In the south, however, the Americans are a small but persistent group. The hero moves near Lt. Frietag and is wounded. The US 2-5-4 follows in from behind and jumps into melee with Frietag and his men. They both eliminate each other. Now there are no Germans to cover the southern approach and the US has a hero down there!
|In the south of town, the US manages to take out the German’s defenses.
Capt. Weiss fires at the hero but misses. My opponent uses this opportunity to advance two full US squads to the east and into the nearby buildings.
Turn 8: Last Turn
The US hero starts rockin’ the south, storming through buildings like crazy and cranking up the VPs for the US player. I can only try and stop the bleeding at this point and hope that it’s enough. I send one of my German squads up adjacent to the two US squads in J1. Both of the American player’s suads opportunity fire at the advancing Germans, tying everyone up for the rest of the turn.
|The German 2-3-4 moves adjacent to two US squads but the other Americans advance effortlessly.

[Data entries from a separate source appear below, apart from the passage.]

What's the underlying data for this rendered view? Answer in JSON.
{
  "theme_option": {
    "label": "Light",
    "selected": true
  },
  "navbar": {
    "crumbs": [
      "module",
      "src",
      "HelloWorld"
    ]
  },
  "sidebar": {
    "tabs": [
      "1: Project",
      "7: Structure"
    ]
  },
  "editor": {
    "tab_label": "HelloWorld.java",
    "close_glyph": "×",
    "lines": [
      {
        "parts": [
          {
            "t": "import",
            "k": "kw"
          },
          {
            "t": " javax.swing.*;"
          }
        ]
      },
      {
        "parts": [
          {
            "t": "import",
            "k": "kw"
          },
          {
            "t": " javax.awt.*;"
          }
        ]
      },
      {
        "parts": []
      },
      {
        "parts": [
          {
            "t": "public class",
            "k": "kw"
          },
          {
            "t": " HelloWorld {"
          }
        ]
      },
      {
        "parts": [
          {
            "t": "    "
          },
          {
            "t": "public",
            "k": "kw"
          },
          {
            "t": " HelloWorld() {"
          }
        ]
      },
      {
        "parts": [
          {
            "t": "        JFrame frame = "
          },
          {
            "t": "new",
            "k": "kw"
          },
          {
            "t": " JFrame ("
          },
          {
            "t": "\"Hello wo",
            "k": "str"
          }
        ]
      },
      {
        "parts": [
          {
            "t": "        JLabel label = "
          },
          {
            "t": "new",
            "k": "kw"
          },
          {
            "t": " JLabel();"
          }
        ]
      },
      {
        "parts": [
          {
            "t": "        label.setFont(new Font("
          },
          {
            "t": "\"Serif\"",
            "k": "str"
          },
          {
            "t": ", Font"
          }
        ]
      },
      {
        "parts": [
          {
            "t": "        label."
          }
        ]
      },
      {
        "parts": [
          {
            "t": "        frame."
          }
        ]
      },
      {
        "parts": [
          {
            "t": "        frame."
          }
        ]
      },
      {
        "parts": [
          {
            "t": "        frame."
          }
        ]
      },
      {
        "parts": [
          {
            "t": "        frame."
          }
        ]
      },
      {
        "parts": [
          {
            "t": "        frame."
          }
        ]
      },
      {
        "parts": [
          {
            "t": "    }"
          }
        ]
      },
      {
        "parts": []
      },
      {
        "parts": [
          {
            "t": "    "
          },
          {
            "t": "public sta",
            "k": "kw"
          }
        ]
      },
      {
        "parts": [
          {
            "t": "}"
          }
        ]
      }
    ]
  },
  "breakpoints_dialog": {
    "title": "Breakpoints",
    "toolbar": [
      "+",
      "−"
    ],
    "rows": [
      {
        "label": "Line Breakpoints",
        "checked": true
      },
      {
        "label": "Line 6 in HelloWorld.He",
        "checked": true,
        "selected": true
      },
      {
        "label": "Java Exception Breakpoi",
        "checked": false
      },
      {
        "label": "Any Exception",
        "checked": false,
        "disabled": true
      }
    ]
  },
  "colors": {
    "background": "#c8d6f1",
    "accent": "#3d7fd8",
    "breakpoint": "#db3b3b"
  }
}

The American half squad that so bravely pushed past my defenses is activated. It takes two buildings, which hurts my final VP tally considerably.
The real problem is when the unforeseen happens and my opponent sends in a lonely 1-4-4 squad to melee Lt. Frietag. Although the US is outnumbered, this effectively wrestles control of the building away from the Germans. The result is a 4-4 stalemate.
What started out as a cakewalk for the Germans ended up being a real nail-biter in the last few turns of the game. Thanks to some good use of FPs for the Americans and just the right amount of pressure, The American player turned out a pretty nice result from what looked like certain defeat. Nicely played!